Sulfur dioxide emissions from the volcano’s summit have dropped to levels that are about half those measured prior to the onset of the current episode of eruptive activity. This gas and minor amounts of ash are being transported downwind, with small bursts of ash and gas accompanying intermittent explosive activity.
For forecasts of where ash would fall under forecast wind conditions, please consult the Ash3D model output here: https://volcanoes.usgs.gov/observatories/hvo/ash_information.html
Information on volcanic ash hazards and how to prepare for ash fall maybe found at http://www.ivhhn.org/information#ash (health impacts) OR https://volcanoes.usgs.gov/volcanic_ash/ (other impacts).
Activity Summary also available by phone: (808) 967-8862
Subscribe to these messages: https://volcanoes.usgs.gov/vns2/
Webcam images: https://volcanoes.usgs.gov/volcanoes/kilauea/multimedia_webcams.html
Lava Flow Maps: https://volcanoes.usgs.gov/volcanoes/kilauea/multimedia_maps.html
Definitions of terms used in update: https://volcanoes.usgs.gov/volcanoes/kilauea/extra/definitions.pdf
Overview of Kīlauea summit (Halemaʻumaʻu) and East Rift Zone (Puʻu ʻŌʻō ) eruptions:
Summary of volcanic hazards from Kīlauea eruptions:
Recent Earthquakes in Hawai’i (map and list):
Explanation of Volcano Alert Levels and Aviation Color Codes:

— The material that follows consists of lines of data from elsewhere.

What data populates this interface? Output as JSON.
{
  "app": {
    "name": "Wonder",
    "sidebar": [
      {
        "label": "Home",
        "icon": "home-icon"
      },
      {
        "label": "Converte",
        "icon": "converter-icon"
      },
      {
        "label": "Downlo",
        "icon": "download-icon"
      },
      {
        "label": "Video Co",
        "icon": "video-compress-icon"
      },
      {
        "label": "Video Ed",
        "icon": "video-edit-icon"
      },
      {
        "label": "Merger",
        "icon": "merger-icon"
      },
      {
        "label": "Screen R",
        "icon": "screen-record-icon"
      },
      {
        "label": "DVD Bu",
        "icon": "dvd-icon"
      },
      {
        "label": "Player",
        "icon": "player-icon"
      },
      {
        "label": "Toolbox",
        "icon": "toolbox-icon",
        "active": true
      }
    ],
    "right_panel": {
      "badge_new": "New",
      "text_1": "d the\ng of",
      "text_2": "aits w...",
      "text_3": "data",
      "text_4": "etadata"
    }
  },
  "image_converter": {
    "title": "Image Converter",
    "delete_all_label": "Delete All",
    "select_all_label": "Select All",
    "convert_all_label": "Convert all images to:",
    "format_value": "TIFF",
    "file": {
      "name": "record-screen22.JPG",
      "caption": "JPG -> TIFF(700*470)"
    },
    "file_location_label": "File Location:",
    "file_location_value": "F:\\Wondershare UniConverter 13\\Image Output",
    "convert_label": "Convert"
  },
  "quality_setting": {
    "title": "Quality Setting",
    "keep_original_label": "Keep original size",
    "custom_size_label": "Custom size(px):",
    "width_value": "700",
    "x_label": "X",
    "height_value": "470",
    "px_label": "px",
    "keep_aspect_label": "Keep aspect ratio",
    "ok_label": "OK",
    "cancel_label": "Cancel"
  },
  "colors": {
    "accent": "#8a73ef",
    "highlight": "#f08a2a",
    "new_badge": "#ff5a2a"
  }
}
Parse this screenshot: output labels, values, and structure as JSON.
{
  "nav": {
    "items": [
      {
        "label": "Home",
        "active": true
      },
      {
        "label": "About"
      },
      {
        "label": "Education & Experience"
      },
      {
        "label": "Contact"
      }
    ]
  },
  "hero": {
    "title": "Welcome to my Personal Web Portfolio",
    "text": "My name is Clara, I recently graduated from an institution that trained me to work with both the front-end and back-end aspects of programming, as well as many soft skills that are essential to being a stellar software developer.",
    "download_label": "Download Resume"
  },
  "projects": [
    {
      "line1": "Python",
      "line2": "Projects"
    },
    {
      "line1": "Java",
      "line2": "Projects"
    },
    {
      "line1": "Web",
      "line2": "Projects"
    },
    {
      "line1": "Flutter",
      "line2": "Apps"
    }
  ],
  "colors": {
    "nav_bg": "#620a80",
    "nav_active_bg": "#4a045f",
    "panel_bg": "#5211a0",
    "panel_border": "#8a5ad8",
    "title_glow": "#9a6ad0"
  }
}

The Hawaiian Volcano Observatory is one of five volcano observatories within the U.S. Geological Survey and is responsible for monitoring volcanoes and earthquakes in Hawai`i.